Florida DOT hits milestone in context-based design
As part of its Complete Streets Implementation, the Florida Department of Transportation (FDOT) recently adopted eight context classifications to guide road design decisions. Under this new system, planners and engineers will consider existing and future characteristics such as land uses, building configuration, and street connectivity to ensure that roads are designed for the right vehicle speeds, road users, and trip types.
This new approach acknowledges that state roads often serve important local needs, such as when they run through town centers.
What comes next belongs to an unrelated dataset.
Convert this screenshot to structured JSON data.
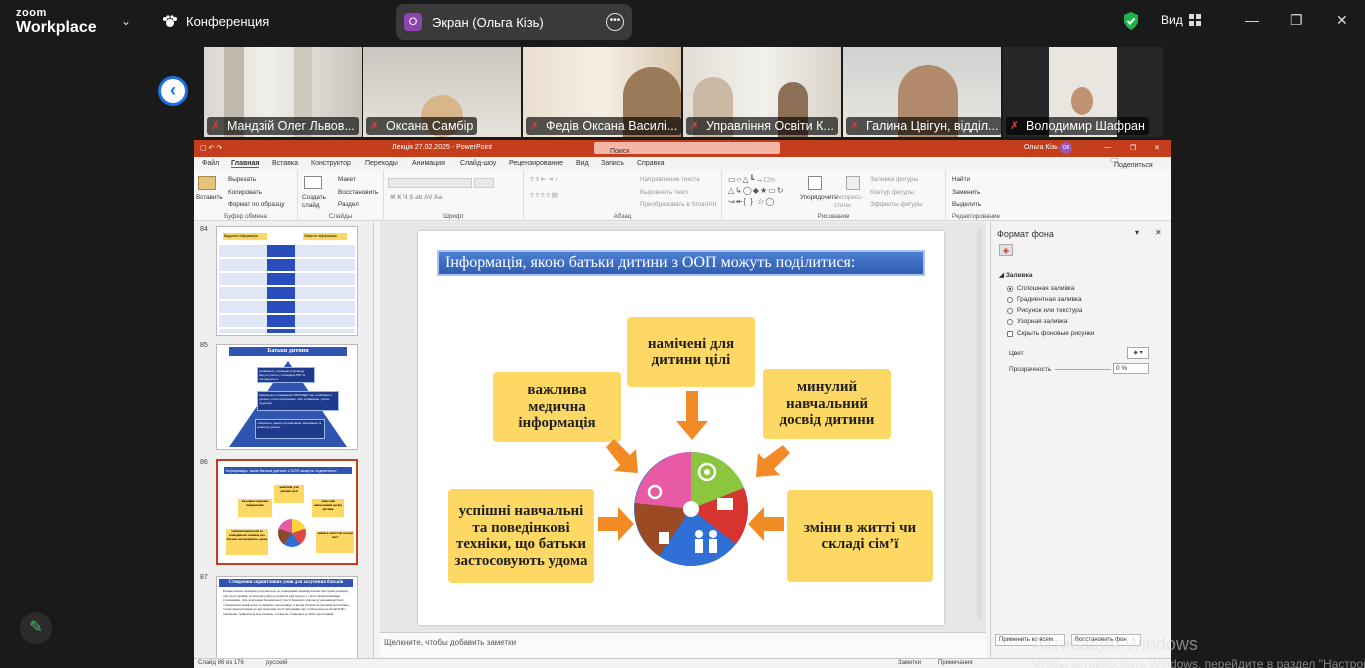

According to FDOT, “the context classification provides an important layer of information that complements functional classification in determining the transportation demand characteristics along a roadway, including typical users, trip length, and vehicular travel speeds.” These classifications help determine whether an arterial roadway might need accommodations for pedestrians, bicycles, and transit users and whether it should have on-street parking, for example.
FDOT’s State Complete Streets Program Manager Dewayne Carver notes that “FDOT’s Complete Streets policy created a need to define context in a new way. After starting with the ITE/ CNU context zones, FDOT adopted a refined version of the draft AASHTO classifications, once those became available. The Department recognized early in our program that to provide ‘the right street in the right place’ we needed a more specific description of land use context.”
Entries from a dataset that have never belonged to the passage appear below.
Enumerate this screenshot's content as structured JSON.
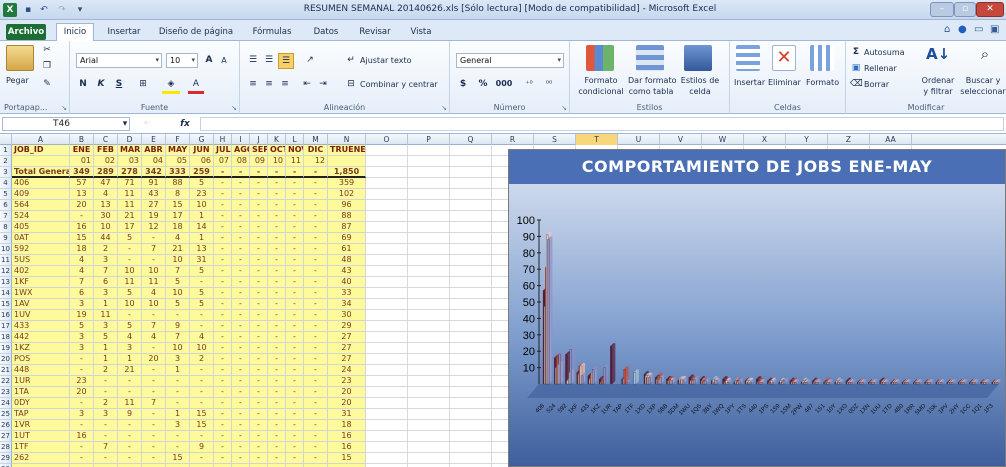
{
  "window": {
    "title": "RESUMEN SEMANAL 20140626.xls  [Sólo lectura]  [Modo de compatibilidad]  -  Microsoft Excel",
    "app_icon": "X"
  },
  "tabs": [
    "Archivo",
    "Inicio",
    "Insertar",
    "Diseño de página",
    "Fórmulas",
    "Datos",
    "Revisar",
    "Vista"
  ],
  "ribbon": {
    "portapapeles": {
      "label": "Portapap...",
      "paste": "Pegar"
    },
    "fuente": {
      "label": "Fuente",
      "font": "Arial",
      "size": "10",
      "bold": "N",
      "italic": "K",
      "underline": "S"
    },
    "alineacion": {
      "label": "Alineación",
      "wrap": "Ajustar texto",
      "merge": "Combinar y centrar"
    },
    "numero": {
      "label": "Número",
      "format": "General",
      "currency": "$",
      "percent": "%",
      "thousands": "000"
    },
    "estilos": {
      "label": "Estilos",
      "cond": [
        "Formato",
        "condicional"
      ],
      "table": [
        "Dar formato",
        "como tabla"
      ],
      "cell": [
        "Estilos de",
        "celda"
      ]
    },
    "celdas": {
      "label": "Celdas",
      "insert": "Insertar",
      "delete": "Eliminar",
      "format": "Formato"
    },
    "modificar": {
      "label": "Modificar",
      "autosum": "Autosuma",
      "fill": "Rellenar",
      "clear": "Borrar",
      "sort": [
        "Ordenar",
        "y filtrar"
      ],
      "find": [
        "Buscar y",
        "seleccionar"
      ]
    }
  },
  "formula_bar": {
    "name_box": "T46",
    "fx": "fx",
    "value": ""
  },
  "columns": [
    "A",
    "B",
    "C",
    "D",
    "E",
    "F",
    "G",
    "H",
    "I",
    "J",
    "K",
    "L",
    "M",
    "N",
    "O",
    "P",
    "Q",
    "R",
    "S",
    "T",
    "U",
    "V",
    "W",
    "X",
    "Y",
    "Z",
    "AA"
  ],
  "selected_column": "T",
  "header_row": [
    "JOB_ID",
    "ENE",
    "FEB",
    "MAR",
    "ABR",
    "MAY",
    "JUN",
    "JUL",
    "AGO",
    "SEP",
    "OCT",
    "NOV",
    "DIC",
    "TRUENE"
  ],
  "week_row": [
    "",
    "01",
    "02",
    "03",
    "04",
    "05",
    "06",
    "07",
    "08",
    "09",
    "10",
    "11",
    "12",
    ""
  ],
  "total_row": [
    "Total General",
    "349",
    "289",
    "278",
    "342",
    "333",
    "259",
    "-",
    "-",
    "-",
    "-",
    "-",
    "-",
    "1,850"
  ],
  "rows": [
    [
      "406",
      "57",
      "47",
      "71",
      "91",
      "88",
      "5",
      "-",
      "-",
      "-",
      "-",
      "-",
      "-",
      "359"
    ],
    [
      "409",
      "13",
      "4",
      "11",
      "43",
      "8",
      "23",
      "-",
      "-",
      "-",
      "-",
      "-",
      "-",
      "102"
    ],
    [
      "564",
      "20",
      "13",
      "11",
      "27",
      "15",
      "10",
      "-",
      "-",
      "-",
      "-",
      "-",
      "-",
      "96"
    ],
    [
      "524",
      "-",
      "30",
      "21",
      "19",
      "17",
      "1",
      "-",
      "-",
      "-",
      "-",
      "-",
      "-",
      "88"
    ],
    [
      "405",
      "16",
      "10",
      "17",
      "12",
      "18",
      "14",
      "-",
      "-",
      "-",
      "-",
      "-",
      "-",
      "87"
    ],
    [
      "0AT",
      "15",
      "44",
      "5",
      "-",
      "4",
      "1",
      "-",
      "-",
      "-",
      "-",
      "-",
      "-",
      "69"
    ],
    [
      "592",
      "18",
      "2",
      "-",
      "7",
      "21",
      "13",
      "-",
      "-",
      "-",
      "-",
      "-",
      "-",
      "61"
    ],
    [
      "5US",
      "4",
      "3",
      "-",
      "-",
      "10",
      "31",
      "-",
      "-",
      "-",
      "-",
      "-",
      "-",
      "48"
    ],
    [
      "402",
      "4",
      "7",
      "10",
      "10",
      "7",
      "5",
      "-",
      "-",
      "-",
      "-",
      "-",
      "-",
      "43"
    ],
    [
      "1KF",
      "7",
      "6",
      "11",
      "11",
      "5",
      "-",
      "-",
      "-",
      "-",
      "-",
      "-",
      "-",
      "40"
    ],
    [
      "1WX",
      "6",
      "3",
      "5",
      "4",
      "10",
      "5",
      "-",
      "-",
      "-",
      "-",
      "-",
      "-",
      "33"
    ],
    [
      "1AV",
      "3",
      "1",
      "10",
      "10",
      "5",
      "5",
      "-",
      "-",
      "-",
      "-",
      "-",
      "-",
      "34"
    ],
    [
      "1UV",
      "19",
      "11",
      "-",
      "-",
      "-",
      "-",
      "-",
      "-",
      "-",
      "-",
      "-",
      "-",
      "30"
    ],
    [
      "433",
      "5",
      "3",
      "5",
      "7",
      "9",
      "-",
      "-",
      "-",
      "-",
      "-",
      "-",
      "-",
      "29"
    ],
    [
      "442",
      "3",
      "5",
      "4",
      "4",
      "7",
      "4",
      "-",
      "-",
      "-",
      "-",
      "-",
      "-",
      "27"
    ],
    [
      "1KZ",
      "3",
      "1",
      "3",
      "-",
      "10",
      "10",
      "-",
      "-",
      "-",
      "-",
      "-",
      "-",
      "27"
    ],
    [
      "POS",
      "-",
      "1",
      "1",
      "20",
      "3",
      "2",
      "-",
      "-",
      "-",
      "-",
      "-",
      "-",
      "27"
    ],
    [
      "448",
      "-",
      "2",
      "21",
      "-",
      "1",
      "-",
      "-",
      "-",
      "-",
      "-",
      "-",
      "-",
      "24"
    ],
    [
      "1UR",
      "23",
      "-",
      "-",
      "-",
      "-",
      "-",
      "-",
      "-",
      "-",
      "-",
      "-",
      "-",
      "23"
    ],
    [
      "1TA",
      "20",
      "-",
      "-",
      "-",
      "-",
      "-",
      "-",
      "-",
      "-",
      "-",
      "-",
      "-",
      "20"
    ],
    [
      "0DY",
      "-",
      "2",
      "11",
      "7",
      "-",
      "-",
      "-",
      "-",
      "-",
      "-",
      "-",
      "-",
      "20"
    ],
    [
      "TAP",
      "3",
      "3",
      "9",
      "-",
      "1",
      "15",
      "-",
      "-",
      "-",
      "-",
      "-",
      "-",
      "31"
    ],
    [
      "1VR",
      "-",
      "-",
      "-",
      "-",
      "3",
      "15",
      "-",
      "-",
      "-",
      "-",
      "-",
      "-",
      "18"
    ],
    [
      "1UT",
      "16",
      "-",
      "-",
      "-",
      "-",
      "-",
      "-",
      "-",
      "-",
      "-",
      "-",
      "-",
      "16"
    ],
    [
      "1TF",
      "-",
      "7",
      "-",
      "-",
      "-",
      "9",
      "-",
      "-",
      "-",
      "-",
      "-",
      "-",
      "16"
    ],
    [
      "262",
      "-",
      "-",
      "-",
      "-",
      "15",
      "-",
      "-",
      "-",
      "-",
      "-",
      "-",
      "-",
      "15"
    ]
  ],
  "chart_data": {
    "type": "bar",
    "title": "COMPORTAMIENTO DE JOBS ENE-MAY",
    "ylim": [
      0,
      100
    ],
    "yticks": [
      10,
      20,
      30,
      40,
      50,
      60,
      70,
      80,
      90,
      100
    ],
    "categories": [
      "406",
      "524",
      "592",
      "1KF",
      "433",
      "1KZ",
      "1UR",
      "TAP",
      "1TF",
      "1XD",
      "1XP",
      "5BB",
      "5DM",
      "1WU",
      "1QS",
      "3BY",
      "1WQ",
      "1PY",
      "1TS",
      "440",
      "1PS",
      "1S9",
      "1SM",
      "2PW",
      "487",
      "1S1",
      "10Y",
      "1XO",
      "0DZ",
      "1XN",
      "1UU",
      "1TD",
      "4B0",
      "1RR",
      "5MD",
      "1SK",
      "1PV",
      "2HY",
      "1CC",
      "1Q1",
      "1F3"
    ],
    "series": [
      {
        "name": "ENE",
        "values": [
          57,
          16,
          18,
          7,
          5,
          3,
          23,
          3,
          0,
          6,
          4,
          3,
          2,
          4,
          3,
          2,
          3,
          1,
          2,
          3,
          2,
          1,
          2,
          1,
          2,
          1,
          1,
          2,
          1,
          1,
          2,
          1,
          1,
          1,
          1,
          1,
          1,
          1,
          1,
          1,
          1
        ]
      },
      {
        "name": "FEB",
        "values": [
          47,
          10,
          2,
          6,
          3,
          1,
          0,
          3,
          7,
          5,
          3,
          2,
          3,
          2,
          2,
          3,
          1,
          2,
          2,
          1,
          1,
          2,
          1,
          2,
          1,
          1,
          2,
          1,
          1,
          1,
          1,
          1,
          1,
          1,
          1,
          1,
          1,
          1,
          1,
          1,
          1
        ]
      },
      {
        "name": "MAR",
        "values": [
          71,
          17,
          0,
          11,
          5,
          3,
          0,
          9,
          0,
          4,
          5,
          3,
          2,
          3,
          2,
          1,
          2,
          2,
          1,
          2,
          1,
          1,
          2,
          1,
          1,
          2,
          1,
          1,
          1,
          1,
          1,
          1,
          1,
          1,
          1,
          1,
          1,
          1,
          1,
          1,
          1
        ]
      },
      {
        "name": "ABR",
        "values": [
          91,
          12,
          7,
          11,
          7,
          0,
          0,
          0,
          0,
          5,
          3,
          2,
          3,
          2,
          1,
          2,
          2,
          1,
          2,
          1,
          2,
          1,
          1,
          1,
          1,
          1,
          1,
          1,
          1,
          1,
          1,
          1,
          1,
          1,
          1,
          1,
          1,
          1,
          1,
          1,
          1
        ]
      },
      {
        "name": "MAY",
        "values": [
          88,
          18,
          21,
          5,
          9,
          10,
          0,
          1,
          0,
          4,
          4,
          2,
          2,
          3,
          2,
          2,
          1,
          2,
          1,
          1,
          1,
          2,
          1,
          1,
          1,
          1,
          1,
          1,
          1,
          1,
          1,
          1,
          1,
          1,
          1,
          1,
          1,
          1,
          1,
          1,
          1
        ]
      }
    ],
    "colors": [
      "#5a1a3a",
      "#a7c6dd",
      "#c84a3a",
      "#e9c7c2",
      "#8a8fc8"
    ]
  }
}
Florida is among the first states to incorporate it into formal decision-making processes. The classifications, which include “rural town,” “suburban commercial,” and “urban core,” will apply in design decisions for new or modified roads by determining allowable design speeds, lane widths, and other design controls and geometrics within the new draft Florida Design Manual.
Florida’s approach may provide a model other states can use to consider land use context in decision making. A version of this blog previously appeared on the SSTI website.